Adam authored an article for the Phoenix Children’s Hospital after his liver transplant. Here is an excerpt that is brimming with hope and gratitude, which are appropriate messages with Thanksgiving coming later this month:
I will never stop learning. I am interested in a career in statistics and advanced mathematics. I have an interest in automotive design and hope to one day solve engineering puzzles. My ideal future consists of good health for me, my friends and my family. No matter what happens, I plan to strive to be as happy as I can. I was shown, firsthand, how fast health and happiness can be taken away. Today, I celebrate the little things, like a nice cup of coffee, a deep conversation, a complicated problem to solve, a relaxing drive, exhilarating music and a thoughtful walk. My health situation has taught me all I need to know about how to cope with whatever comes.
Happy Thanksgiving, Kurth Family, from your COTA Family!

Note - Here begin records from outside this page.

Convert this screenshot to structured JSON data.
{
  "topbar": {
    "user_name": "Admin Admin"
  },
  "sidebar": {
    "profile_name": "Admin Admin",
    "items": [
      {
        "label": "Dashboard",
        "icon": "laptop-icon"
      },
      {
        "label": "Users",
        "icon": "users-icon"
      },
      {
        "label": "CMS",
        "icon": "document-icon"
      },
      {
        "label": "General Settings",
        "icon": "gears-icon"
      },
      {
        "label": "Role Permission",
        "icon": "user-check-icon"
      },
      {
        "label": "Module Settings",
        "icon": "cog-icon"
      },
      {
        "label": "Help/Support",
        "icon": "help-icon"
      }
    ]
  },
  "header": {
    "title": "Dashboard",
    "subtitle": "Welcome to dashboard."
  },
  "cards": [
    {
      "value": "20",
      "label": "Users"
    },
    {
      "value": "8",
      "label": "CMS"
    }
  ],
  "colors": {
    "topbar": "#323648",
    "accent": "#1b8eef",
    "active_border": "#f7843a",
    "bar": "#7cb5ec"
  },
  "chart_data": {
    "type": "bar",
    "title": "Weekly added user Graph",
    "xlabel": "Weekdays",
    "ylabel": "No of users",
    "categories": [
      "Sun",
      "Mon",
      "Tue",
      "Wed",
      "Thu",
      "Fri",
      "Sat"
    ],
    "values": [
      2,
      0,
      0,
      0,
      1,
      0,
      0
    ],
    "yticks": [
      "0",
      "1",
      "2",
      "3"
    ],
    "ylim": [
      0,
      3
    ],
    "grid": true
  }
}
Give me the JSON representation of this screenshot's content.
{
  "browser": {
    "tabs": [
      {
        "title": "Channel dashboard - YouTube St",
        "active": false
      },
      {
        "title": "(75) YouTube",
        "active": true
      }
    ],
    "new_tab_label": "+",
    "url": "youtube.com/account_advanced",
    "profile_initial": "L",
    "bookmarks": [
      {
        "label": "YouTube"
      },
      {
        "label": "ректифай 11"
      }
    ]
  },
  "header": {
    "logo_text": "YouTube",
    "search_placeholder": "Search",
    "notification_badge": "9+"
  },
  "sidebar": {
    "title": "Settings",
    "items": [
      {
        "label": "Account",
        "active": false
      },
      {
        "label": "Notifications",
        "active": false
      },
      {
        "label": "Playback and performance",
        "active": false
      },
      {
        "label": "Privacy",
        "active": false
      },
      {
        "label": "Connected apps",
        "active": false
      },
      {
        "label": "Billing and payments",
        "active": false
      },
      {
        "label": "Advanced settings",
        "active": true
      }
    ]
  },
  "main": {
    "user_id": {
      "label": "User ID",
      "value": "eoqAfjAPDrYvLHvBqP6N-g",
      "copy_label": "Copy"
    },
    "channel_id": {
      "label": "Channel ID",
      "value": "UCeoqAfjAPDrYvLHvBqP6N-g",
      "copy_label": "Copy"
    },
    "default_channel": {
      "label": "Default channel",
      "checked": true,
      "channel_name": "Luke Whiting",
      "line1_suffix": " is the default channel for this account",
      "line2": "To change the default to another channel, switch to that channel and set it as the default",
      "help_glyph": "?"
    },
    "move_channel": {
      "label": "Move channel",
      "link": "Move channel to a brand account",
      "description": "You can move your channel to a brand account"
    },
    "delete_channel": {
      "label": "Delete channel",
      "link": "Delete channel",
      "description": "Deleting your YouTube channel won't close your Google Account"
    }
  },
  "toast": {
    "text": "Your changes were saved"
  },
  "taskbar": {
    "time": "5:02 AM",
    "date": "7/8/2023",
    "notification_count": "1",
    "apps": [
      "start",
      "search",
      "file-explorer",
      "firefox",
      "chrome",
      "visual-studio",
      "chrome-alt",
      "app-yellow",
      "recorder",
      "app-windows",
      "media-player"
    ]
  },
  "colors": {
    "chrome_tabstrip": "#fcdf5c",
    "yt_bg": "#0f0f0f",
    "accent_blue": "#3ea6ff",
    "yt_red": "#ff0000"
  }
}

National Marrow Awareness Month is observed each November. During this time, the accomplishments of physicians who perform transplant research are celebrated. Bone marrow and stem cell donors are remembered with gratitude for saving lives nationwide. Each year in the United States, more than 17,000 people are diagnosed with life-threatening illnesses that require a bone marrow, stem cell or cord blood transplant, which replace diseased cells with healthy cells. The more people who donate marrow; more people will survive. Please consider becoming a marrow donor. Go to BetheMatch.org to learn more about registering to become a bone marrow, stem cell or cord blood donor.
When establishing November as National Family Caregivers Month, President Obama said, “Each day, courageous individuals step forward to care for family members in need. Their quiet acts of selflessness and sacrifice tell the story of love and devotion.”
The Editorial Team at Healthcare Business Today is made up of skilled healthcare writers and experts, led by our managing editor, Daniel Casciato, who has over 25 years of experience in healthcare writing. Since 1998, we have produced compelling and informative content for numerous publications, establishing ourselves as a trusted resource for health and wellness information. We offer readers access to fresh health, medicine, science, and technology developments and the latest in patient news, emphasizing how these developments affect our lives.